The film has a genuine minatory bite. Mary Harron has a sense of black humour that lurks and unexpectedly lunges, ducking around the audience and delivering blows when you least expect it. Harron looms her camera into unnerving closeup on Christian Bale you are never sure when he or the film is going to explode into psychotic violence or say something hysterically deadpan or both at once. There is an hilarious scene where Bale brings Jared Leto back to his apartment then puts on a plastic raincoat over his suit, brings out a shining, brand-new axe and hacks Leto up screaming You got a reservation at Dorseys, all the while offering an appreciative critique of Huey Lewis. There is a marvellous scene where Christian Bale invites Chloe Sevigny back to his apartment and Mary Harron keeps throwing pop-up effects at us heads in the fridge when Bale goes to get her a sorbet, he placing a nailgun up against her head from behind as she sits unaware and then turning away from expectation they being interrupted by a phone-call from his fiancee, which visibly deflates Sevignys hopes that this is something more, ending on a wonderful dialogue that takes place on two levels of meaning simultaneously where she talks about not wanting to be hurt by him. Mary Harron and Genevieve Turner also write a mesmerizing series of voiceover monologues from Christian Bale.

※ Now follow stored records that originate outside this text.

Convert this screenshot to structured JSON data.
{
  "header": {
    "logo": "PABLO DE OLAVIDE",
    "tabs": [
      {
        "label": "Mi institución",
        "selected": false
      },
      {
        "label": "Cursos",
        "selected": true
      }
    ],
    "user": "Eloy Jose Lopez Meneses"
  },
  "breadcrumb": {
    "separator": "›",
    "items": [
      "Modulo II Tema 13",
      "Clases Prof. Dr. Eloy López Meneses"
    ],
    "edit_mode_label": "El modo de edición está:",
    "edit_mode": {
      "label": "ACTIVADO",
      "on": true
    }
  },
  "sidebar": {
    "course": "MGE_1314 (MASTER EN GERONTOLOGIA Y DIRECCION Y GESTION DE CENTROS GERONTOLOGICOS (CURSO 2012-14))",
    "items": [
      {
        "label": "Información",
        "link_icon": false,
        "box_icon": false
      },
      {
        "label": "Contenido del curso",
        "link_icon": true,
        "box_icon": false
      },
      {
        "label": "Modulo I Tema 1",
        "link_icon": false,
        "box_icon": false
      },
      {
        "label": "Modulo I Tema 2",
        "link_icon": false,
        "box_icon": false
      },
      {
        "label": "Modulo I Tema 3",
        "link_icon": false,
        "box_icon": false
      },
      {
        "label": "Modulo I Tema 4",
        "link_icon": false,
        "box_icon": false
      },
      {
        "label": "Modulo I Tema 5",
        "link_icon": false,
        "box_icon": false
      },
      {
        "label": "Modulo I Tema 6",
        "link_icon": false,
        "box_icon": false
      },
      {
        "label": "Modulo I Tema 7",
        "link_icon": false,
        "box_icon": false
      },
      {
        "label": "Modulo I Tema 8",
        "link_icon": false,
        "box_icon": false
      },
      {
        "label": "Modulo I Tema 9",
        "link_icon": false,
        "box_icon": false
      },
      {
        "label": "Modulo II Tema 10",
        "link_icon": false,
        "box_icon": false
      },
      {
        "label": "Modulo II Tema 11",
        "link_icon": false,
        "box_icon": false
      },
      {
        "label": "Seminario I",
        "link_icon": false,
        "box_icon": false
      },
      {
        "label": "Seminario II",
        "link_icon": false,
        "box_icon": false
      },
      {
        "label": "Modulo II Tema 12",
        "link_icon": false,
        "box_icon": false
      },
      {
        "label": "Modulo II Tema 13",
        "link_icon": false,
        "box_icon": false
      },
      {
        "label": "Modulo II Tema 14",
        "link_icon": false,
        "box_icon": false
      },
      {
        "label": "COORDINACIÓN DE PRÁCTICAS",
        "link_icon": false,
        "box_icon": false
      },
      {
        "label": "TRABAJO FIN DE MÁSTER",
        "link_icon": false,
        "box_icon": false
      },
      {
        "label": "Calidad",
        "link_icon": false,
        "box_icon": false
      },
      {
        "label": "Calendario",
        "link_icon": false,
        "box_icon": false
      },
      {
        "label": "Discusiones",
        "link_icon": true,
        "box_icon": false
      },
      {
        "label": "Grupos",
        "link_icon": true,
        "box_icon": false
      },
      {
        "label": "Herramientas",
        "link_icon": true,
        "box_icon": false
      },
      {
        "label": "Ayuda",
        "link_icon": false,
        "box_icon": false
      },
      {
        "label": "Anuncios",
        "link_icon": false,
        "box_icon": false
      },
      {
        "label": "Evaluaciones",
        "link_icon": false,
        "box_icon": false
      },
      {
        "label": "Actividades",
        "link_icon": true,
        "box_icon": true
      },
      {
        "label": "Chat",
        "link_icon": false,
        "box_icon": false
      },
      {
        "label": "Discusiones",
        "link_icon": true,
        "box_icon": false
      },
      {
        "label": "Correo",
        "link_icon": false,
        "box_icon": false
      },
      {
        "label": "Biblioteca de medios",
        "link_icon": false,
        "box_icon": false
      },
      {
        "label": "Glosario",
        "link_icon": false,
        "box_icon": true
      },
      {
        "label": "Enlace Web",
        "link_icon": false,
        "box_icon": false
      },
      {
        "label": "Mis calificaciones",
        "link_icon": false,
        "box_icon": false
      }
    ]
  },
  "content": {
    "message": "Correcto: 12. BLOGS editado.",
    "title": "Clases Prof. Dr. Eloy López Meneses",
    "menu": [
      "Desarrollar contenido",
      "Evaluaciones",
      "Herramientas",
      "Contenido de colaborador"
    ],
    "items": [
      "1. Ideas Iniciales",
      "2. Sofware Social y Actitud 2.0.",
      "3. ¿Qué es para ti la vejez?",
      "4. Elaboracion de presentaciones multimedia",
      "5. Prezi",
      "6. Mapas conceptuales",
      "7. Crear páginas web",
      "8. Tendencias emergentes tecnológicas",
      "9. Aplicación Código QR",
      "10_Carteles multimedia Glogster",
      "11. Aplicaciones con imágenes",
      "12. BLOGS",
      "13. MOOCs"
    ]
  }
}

The films oddest addition to the book is the suggestion near the end that none of this is real that Patrick Bateman is only a fantasy of someones inadequacy complex and that no killings occurred. It is a disorientating revelation that strongly resembles the one that came at the end of Fight Club (1999) with its surprise revelation that Brad Pitt was a figment of Edward Nortons imagination. Indeed, both American Psycho and Fight Club are very similar films they both hammer away with a satiric attack on conspicuous consumerism and seem to show frustrated yuppies developing violent alter egos to compensate for their own inadequacies. The two films would make for a perfect double-bill. In Fight Club the surprise revelation about the alter ego was disorientingly left field and it is no less so here indeed even more so for Mary Harrons uncertainty about it, with she leaving one never entirely sure at the end whether the title character was real or not. This aside, the film is a splendidly roguish piece of savagery.
American Psycho was followed by an infuriatingly bland sequel American Psycho II: All American Girl (2002) wherein Mila Kunis plays the woman who killed Patrick Bateman as a child and becomes psychopathic herself while at college.
Mary Harron had previously made the fine, incisive I Shot Andy Warhol (1996) based on the life of Valerie Solanas and went onto make The Notorious Bettie Page (2006) and the vampire film The Moth Diaries (2011).
Bret Easton Elliss works have also been adapted as the films Less Than Zero (1987), The Rules of Attraction (2002) and The Informers (2008), while he has also written the original screenplays for The Canyons (2013) and the horror film The Curse of Downers Grove (2015) in which a teenage girl has her life terrorised by a revenge-seeking jock.
(Winner in this sites Top 10 Films of 2000. Winner Best Adapted Screenplay, Nominee for Best Director, Best Actor (Christian Bale), Best Supporting Actress (Chloe Sevigny) and Best Cinematography at this sites Best of 2000 Awards).